My parents were self-employed. If you also grew up in a family business you’ve probably been immersed in the world of work since you could sit up at the dinner table. I was put to work once I could serve customers across the counter at our General Store. That was an early Point of View: as a school child learning about small business.
In my position as Founder and Executive Chairman of Slade Group, I have at least four Points of View about the World at Work. These POVs are: (i) as a business owner and employer; (ii) as a professional recruiter; (iii) as an advisor to employers and; (iv) as a headhunter working with high performing senior executives.
(i) As a business owner and employer
I’ve been busy un-learning all the Command and Control hits I sang in the 1970’s. Fundamentally I was off tune to the song of the day ‘I’m the boss and you’re the worker’. Employees in those days appeared to accept the world weary working life they signed up to as the Servant in a Master Servant relationship. Now we’re equals. The POV shot has equal actors playing out their parts. It’s understood that we have a fair commercial exchange going on: I stump up the salary half of the equation and my colleagues trade me their ‘work power’. I’ve got the swing of it and together we’ve got the harmonies about right.
(ii) As a professional recruiter
POV: A slightly chaotic landscape amidst the necessary interruptions and potential distractions. I’m constantly looking at technological and digital transformation whilst tracking how much Artificial Intelligence is creeping in on what I’ve always termed ‘the third eye’. The third eye is that eye for talent that comes with years of experience, sophisticated profiling and scanning for capabilities and competencies. This coupled with plain old IQ and EQ seems to be the profile of top candidates.
(iii) As an advisor to employers

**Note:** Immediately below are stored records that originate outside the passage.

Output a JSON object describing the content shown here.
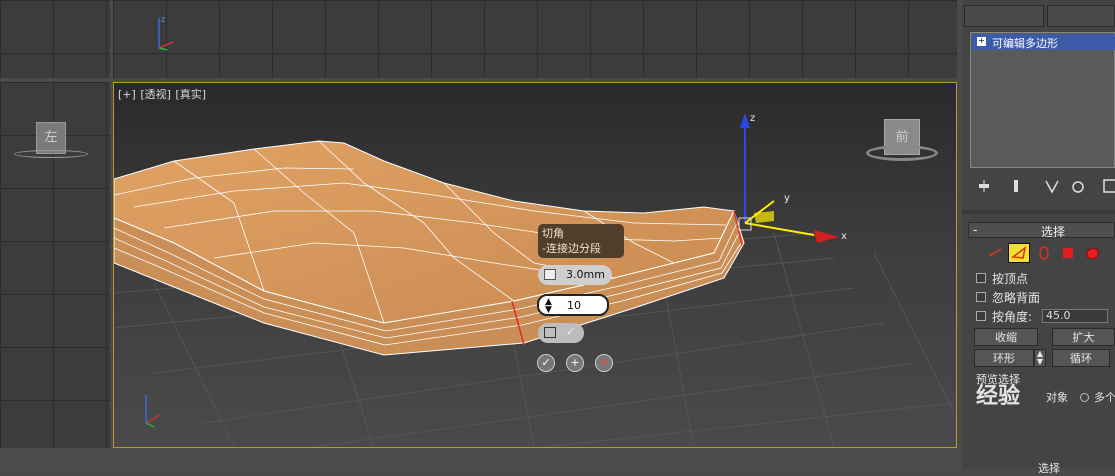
{
  "viewport": {
    "label_parts": [
      "[+]",
      "[透视]",
      "[真实]"
    ],
    "top_left_view_label": "左",
    "viewcube_label": "前"
  },
  "caddy": {
    "title": "切角",
    "subtitle": "-连接边分段",
    "amount_value": "3.0mm",
    "segments_value": "10",
    "ok_icon": "check-icon",
    "apply_icon": "plus-icon",
    "cancel_icon": "x-icon"
  },
  "gizmo": {
    "axis_x": "x",
    "axis_y": "y",
    "axis_z": "z"
  },
  "panel": {
    "modifier_item": "可编辑多边形",
    "selection_rollout_title": "选择",
    "by_vertex": "按顶点",
    "ignore_backfacing": "忽略背面",
    "by_angle": "按角度:",
    "angle_value": "45.0",
    "shrink": "收缩",
    "grow": "扩大",
    "ring": "环形",
    "loop": "循环",
    "preview_selection": "预览选择",
    "object_label": "对象",
    "multi_label": "多个",
    "bottom_partial": "选择",
    "collapse_sign": "-"
  },
  "colors": {
    "viewport_border": "#b89a2a",
    "mesh_fill": "#d89a5c",
    "edge_selected": "#e03020",
    "caddy_bg": "#4a3a28"
  },
  "watermark": "经验"
}
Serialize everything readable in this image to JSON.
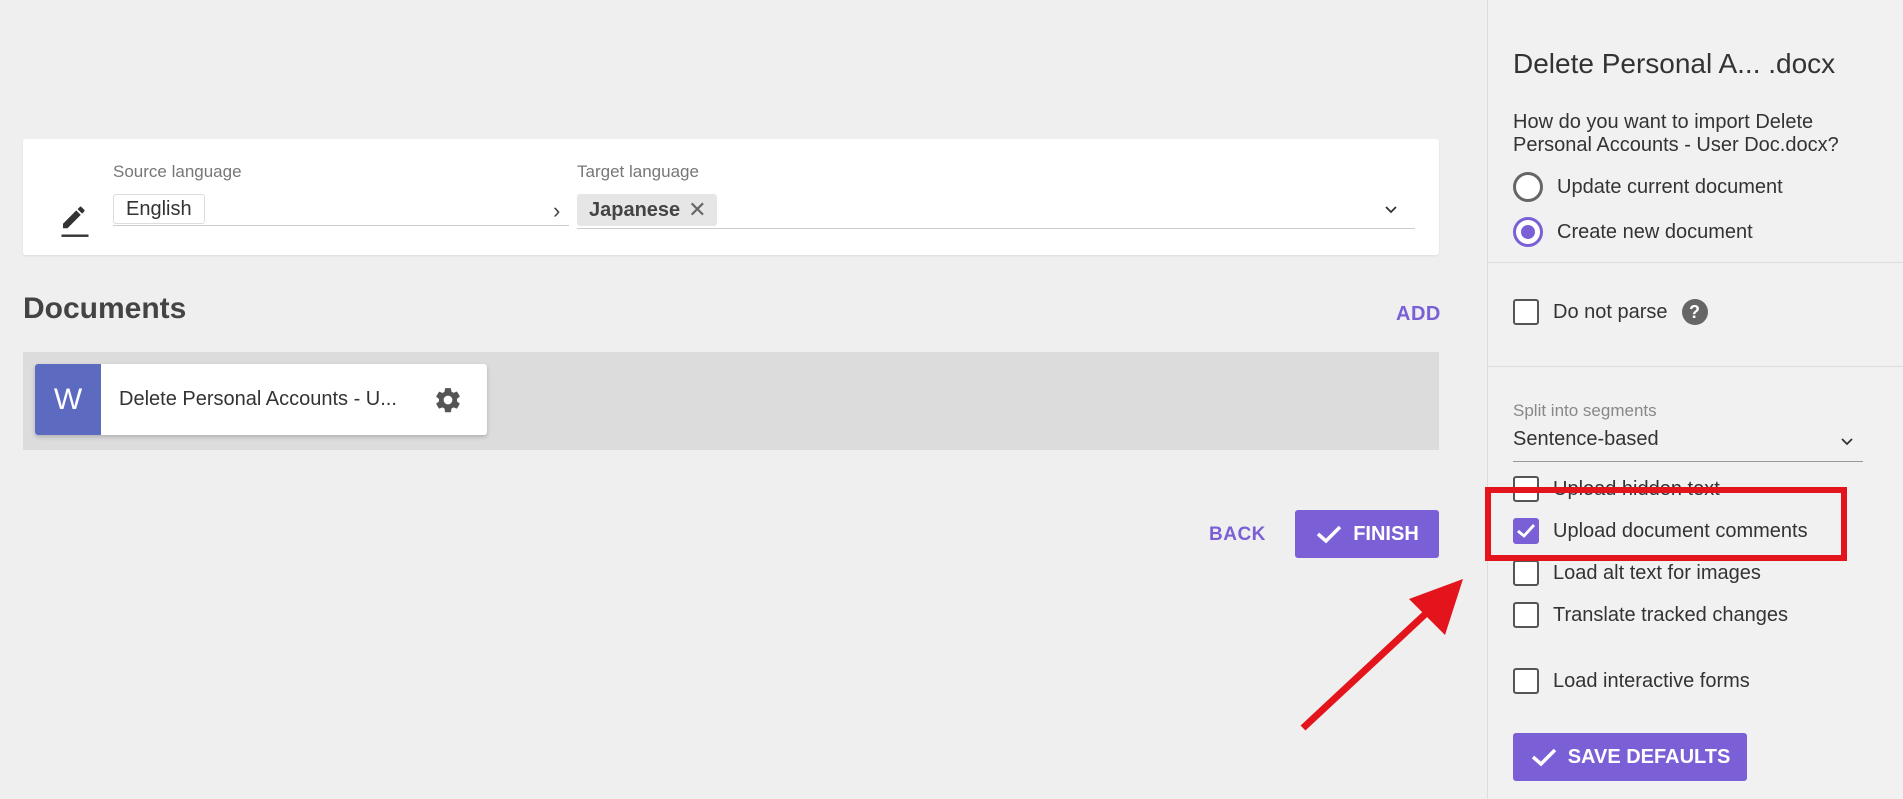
{
  "languages": {
    "source_label": "Source language",
    "source_value": "English",
    "target_label": "Target language",
    "target_value": "Japanese"
  },
  "documents": {
    "title": "Documents",
    "add_label": "ADD",
    "items": [
      {
        "badge": "W",
        "name": "Delete Personal Accounts - U..."
      }
    ]
  },
  "actions": {
    "back_label": "BACK",
    "finish_label": "FINISH"
  },
  "panel": {
    "title": "Delete Personal A... .docx",
    "question": "How do you want to import Delete Personal Accounts - User Doc.docx?",
    "radios": [
      {
        "label": "Update current document",
        "selected": false
      },
      {
        "label": "Create new document",
        "selected": true
      }
    ],
    "do_not_parse": {
      "label": "Do not parse",
      "checked": false,
      "help": "?"
    },
    "split": {
      "label": "Split into segments",
      "value": "Sentence-based"
    },
    "options": [
      {
        "label": "Upload hidden text",
        "checked": false
      },
      {
        "label": "Upload document comments",
        "checked": true
      },
      {
        "label": "Load alt text for images",
        "checked": false
      },
      {
        "label": "Translate tracked changes",
        "checked": false
      },
      {
        "label": "Load interactive forms",
        "checked": false
      }
    ],
    "save_defaults_label": "SAVE DEFAULTS"
  },
  "colors": {
    "accent": "#7b5fd6",
    "word_badge": "#5c6bc0",
    "annotation": "#e3141c"
  }
}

My POV is shared with sophisticated employers. You might also have worked out that the best new hire is often not the candidate who has done similar roles in a similar organisation. Rather many of our highly rated appointments have come from shortlisted candidates who have never worked in the same industry sector. Great talent is quick to pick up new challenges, brings fresh experience to a new role and can transform old school ways of doing business. They arrive unencumbered by the history and legacy of a particular industry status quo. I know the recruitment industry is no different, we all suffer from one or more unhelpful conventions. I’d like to challenge more employers to see through this lens.
(iv) As a headhunter working with high performing senior executives
Some of the best conversations I have each week are the headhunter calls I make to senior talent. This is how the scene plays out. They answer the phone, there’s a short silence, a quick recovery and 99 times out of 100 they’ll explore the discussion or make a time to speak later. Who wouldn’t want to be identified as talented and in demand. Very rarely am I cut off. Even if the time’s not right, most professionals like to keep an open mind about potential opportunities and who’s tracking their performance and professional reputation.
So, they’re my Points of View. What are yours ?
Look forward to hearing from you.